Johnson & Johnson Loses First DePuy ASR Lawsuit
Johnson & Johnson lost its first DePuy ASR hip lawsuit and was ordered to pay the Montana claimant $8.3 million in damages. The trial took place in Los Angeles, California Supreme Court before a 12-member jury. The jurors deliberated for five days before rendering their verdict, which the defendants plan to appeal. This is the first of more than 10,000 DePuy hip lawsuits pending against the orthopedic products manufacturer and may be good indication of future outcomes. Some analysts in the legal community predict that litigation involving the defective A.S.R. implant – which was subject to a recall – may cost Johnson & Johnson billions of dollars in the coming months.
J & J faces more than 10,000 DePuy hip lawsuits
The DePuy ASR recall was issued in 2010, after concerns over early failure rates and severe complications surfaced among patients implanted with the device. The Montana plaintiff in this case, Mr. Loren Kransky, has terminal cancer and had his trial pushed forward due to his declining health. The retired prison guard was awarded $338,000 for his medical expenses and another $8 million for his pain and emotional suffering. On hearing the verdict, Kransky’s lawyers said, “This is a victory for Mr. Kransky and thousands of other badly damaged A.S.R. patients who have yet to get their day in court.”

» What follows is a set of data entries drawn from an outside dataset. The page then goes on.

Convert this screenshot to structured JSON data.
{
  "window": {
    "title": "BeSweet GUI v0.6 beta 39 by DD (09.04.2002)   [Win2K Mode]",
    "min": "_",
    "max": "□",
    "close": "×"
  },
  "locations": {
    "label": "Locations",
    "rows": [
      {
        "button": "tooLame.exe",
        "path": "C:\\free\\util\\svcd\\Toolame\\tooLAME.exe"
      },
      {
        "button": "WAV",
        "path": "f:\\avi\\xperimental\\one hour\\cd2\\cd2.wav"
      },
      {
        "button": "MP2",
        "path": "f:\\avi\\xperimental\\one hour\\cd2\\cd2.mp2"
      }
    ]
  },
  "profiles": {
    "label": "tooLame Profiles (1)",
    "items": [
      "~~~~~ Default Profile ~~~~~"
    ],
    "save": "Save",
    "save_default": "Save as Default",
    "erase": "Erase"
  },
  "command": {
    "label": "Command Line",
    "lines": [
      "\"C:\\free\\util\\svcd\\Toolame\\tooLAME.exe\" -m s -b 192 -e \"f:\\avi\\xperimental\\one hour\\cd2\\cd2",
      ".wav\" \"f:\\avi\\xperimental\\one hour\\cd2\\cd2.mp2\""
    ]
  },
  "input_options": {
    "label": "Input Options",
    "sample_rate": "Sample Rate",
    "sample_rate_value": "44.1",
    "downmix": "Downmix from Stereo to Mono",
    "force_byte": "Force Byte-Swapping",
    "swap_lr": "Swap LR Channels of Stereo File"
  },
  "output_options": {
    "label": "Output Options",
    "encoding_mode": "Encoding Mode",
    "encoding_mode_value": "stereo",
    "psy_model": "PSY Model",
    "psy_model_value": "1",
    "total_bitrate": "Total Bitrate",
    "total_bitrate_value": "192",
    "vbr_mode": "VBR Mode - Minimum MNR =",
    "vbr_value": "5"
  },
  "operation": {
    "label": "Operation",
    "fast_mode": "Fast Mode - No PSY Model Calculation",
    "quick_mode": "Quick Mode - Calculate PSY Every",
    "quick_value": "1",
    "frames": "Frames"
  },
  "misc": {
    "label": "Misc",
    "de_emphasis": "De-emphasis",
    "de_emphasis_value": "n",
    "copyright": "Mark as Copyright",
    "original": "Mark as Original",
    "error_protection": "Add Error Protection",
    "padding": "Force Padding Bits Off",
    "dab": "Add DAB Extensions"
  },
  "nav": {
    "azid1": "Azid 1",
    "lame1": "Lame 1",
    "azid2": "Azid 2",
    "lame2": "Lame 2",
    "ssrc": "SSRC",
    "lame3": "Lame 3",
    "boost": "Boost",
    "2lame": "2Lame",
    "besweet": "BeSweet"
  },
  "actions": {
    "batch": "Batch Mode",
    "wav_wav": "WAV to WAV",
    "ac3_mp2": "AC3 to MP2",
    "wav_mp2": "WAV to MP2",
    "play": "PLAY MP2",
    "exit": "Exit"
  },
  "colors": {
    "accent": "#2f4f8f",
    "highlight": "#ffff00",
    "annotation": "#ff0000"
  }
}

The Articular Surface Replacement (A.S.R.) Acetubular System is one of DePuy’s metal-on-metal hip replacement devices, and was linked with problems from the start. In 2009, the FDA sent confidential correspondence to Johnson & Johnson – Parent Corporation of DePuy – regarding the pending clearance of the ASR in the United States, citing worries that the manufacturer had not provided sufficient clinical data to indicate the system’s safety. It’s estimated that some 30,000 patients received the ASR in the United States before the recall was mandated, and thousands of those individuals have reported debilitating complications such as metallosis, chronic pain, limited mobility, bone fractures and inflammation. Most of these patients have had to endure painful and risky revision surgery to address the failed device and have racked up thousands of dollars in related hospital bills.
Evidence was presented during the trial that indicated Johnson & Johnson had pondered redesigning the A.S.R. to correct its defects, but abandoned the project due to flagging sales. At the core of the hip replacement’s design flaws were its metal cup and ball components that would rub against one another, shedding metallic debris into the surrounding tissue – leading to tissue death and bone damage.
Similar claims against DePuy centralized in multidistrict litigation
In light of the thousands of individual claims stemming from alleged A.S.R. hip complications, the Judicial Panel on Multidistrict Litigation (JPML) centralized all federal complaints regarding the device under one judge for more efficient pretrial proceedings. At present, DePuy hip lawsuits involving A.S.R. models number more than 6,000. The multidistrict litigation (MDL no. 2197) is taking place in the U.S. District Court for the Northern District of Ohio under Honorable Judge David A. Katz. Most plaintiffs are suing the manufacturer for medical expenses, lost wages, disability, and pain and suffering.
Lorie Gawreluk – a spokeswoman for DePuy – said in a statement that the corporation plans to appeal the recent verdict, asserting that the ASR hip replacement does not suffer from a defective design. All eyes will be watching the next ASR lawsuit to see how juries respond. Kransky’s legal team stated, “Jurors across the country will return similar verdicts until J&J takes full responsibility.”